____ Source information

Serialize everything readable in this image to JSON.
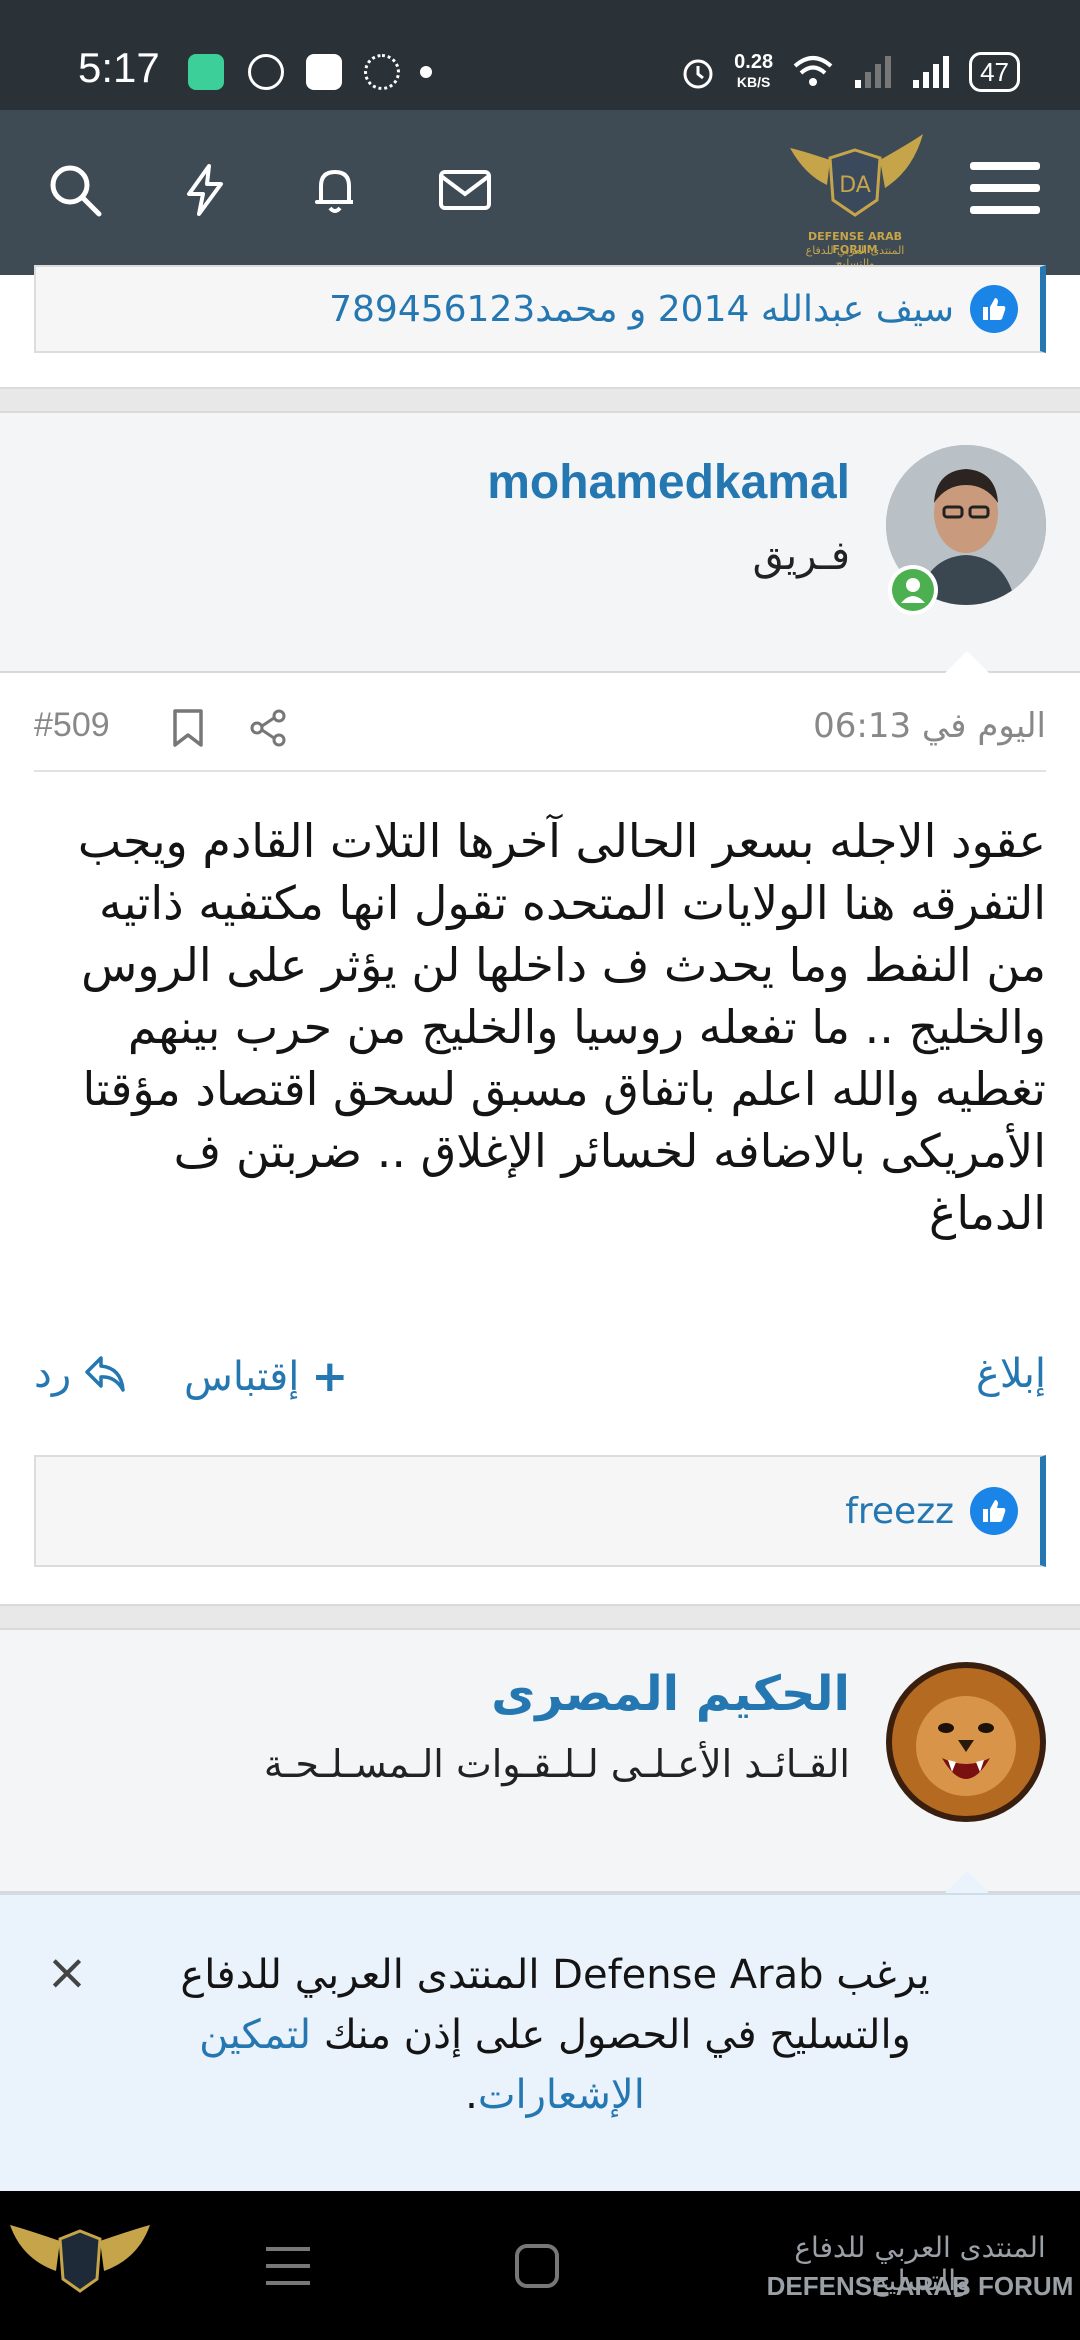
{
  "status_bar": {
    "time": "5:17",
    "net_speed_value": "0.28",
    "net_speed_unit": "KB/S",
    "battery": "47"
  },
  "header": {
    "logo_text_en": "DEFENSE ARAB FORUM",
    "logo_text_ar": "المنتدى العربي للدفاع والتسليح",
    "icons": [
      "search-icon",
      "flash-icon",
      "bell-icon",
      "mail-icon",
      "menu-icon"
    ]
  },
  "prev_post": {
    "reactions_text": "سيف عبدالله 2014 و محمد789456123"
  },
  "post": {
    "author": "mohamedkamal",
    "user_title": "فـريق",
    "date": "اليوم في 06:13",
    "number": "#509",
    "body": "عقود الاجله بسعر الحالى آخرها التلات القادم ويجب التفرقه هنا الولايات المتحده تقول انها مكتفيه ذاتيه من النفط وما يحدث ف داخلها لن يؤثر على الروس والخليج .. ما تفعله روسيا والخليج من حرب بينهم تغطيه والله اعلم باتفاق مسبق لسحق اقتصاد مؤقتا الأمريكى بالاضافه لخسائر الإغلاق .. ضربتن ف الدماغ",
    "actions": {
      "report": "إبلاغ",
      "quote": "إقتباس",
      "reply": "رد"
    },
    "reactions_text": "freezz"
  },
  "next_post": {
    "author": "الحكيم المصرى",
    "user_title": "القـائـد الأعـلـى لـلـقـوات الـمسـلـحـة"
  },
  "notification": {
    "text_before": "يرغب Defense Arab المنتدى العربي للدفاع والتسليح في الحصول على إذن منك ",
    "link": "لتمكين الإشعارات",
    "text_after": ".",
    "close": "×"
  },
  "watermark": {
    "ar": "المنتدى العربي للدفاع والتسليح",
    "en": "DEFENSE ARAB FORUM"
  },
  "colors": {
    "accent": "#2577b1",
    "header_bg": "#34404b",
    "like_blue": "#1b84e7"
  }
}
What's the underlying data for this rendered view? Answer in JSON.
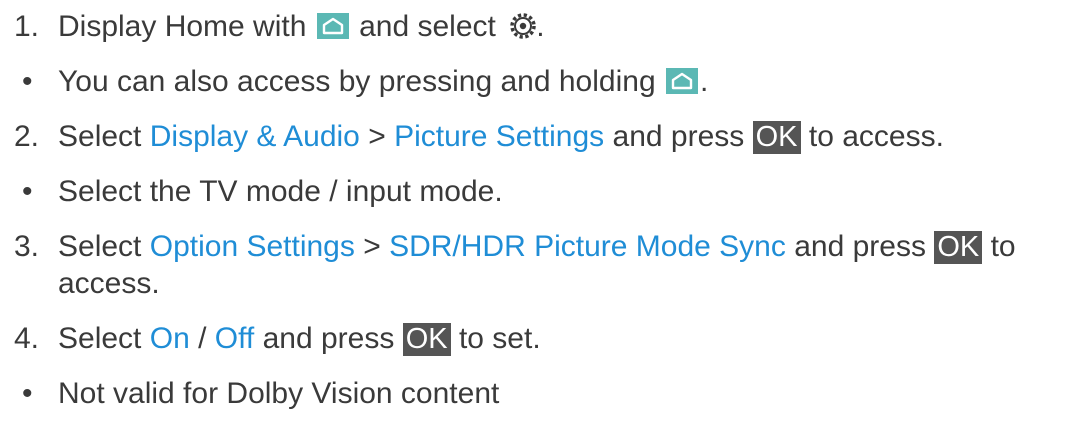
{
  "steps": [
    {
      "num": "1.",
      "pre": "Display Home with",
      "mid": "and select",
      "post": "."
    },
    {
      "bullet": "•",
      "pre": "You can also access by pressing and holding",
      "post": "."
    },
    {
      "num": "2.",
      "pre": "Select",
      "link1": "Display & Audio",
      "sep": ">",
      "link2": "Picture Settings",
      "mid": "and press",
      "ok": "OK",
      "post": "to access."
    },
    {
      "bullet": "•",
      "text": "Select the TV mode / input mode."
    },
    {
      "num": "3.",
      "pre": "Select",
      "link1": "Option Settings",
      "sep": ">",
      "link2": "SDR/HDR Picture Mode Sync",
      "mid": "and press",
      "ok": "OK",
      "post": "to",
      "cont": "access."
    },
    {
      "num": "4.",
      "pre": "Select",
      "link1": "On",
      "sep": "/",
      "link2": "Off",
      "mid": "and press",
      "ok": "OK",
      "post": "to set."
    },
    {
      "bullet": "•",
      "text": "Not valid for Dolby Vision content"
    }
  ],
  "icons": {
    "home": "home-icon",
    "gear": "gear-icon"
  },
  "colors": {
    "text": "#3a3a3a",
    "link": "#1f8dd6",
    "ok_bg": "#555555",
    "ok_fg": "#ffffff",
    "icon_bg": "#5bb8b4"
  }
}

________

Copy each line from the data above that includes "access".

* The answer
      "pre": "You can also access by pressing and holding",
      "post": "to access."
      "cont": "access."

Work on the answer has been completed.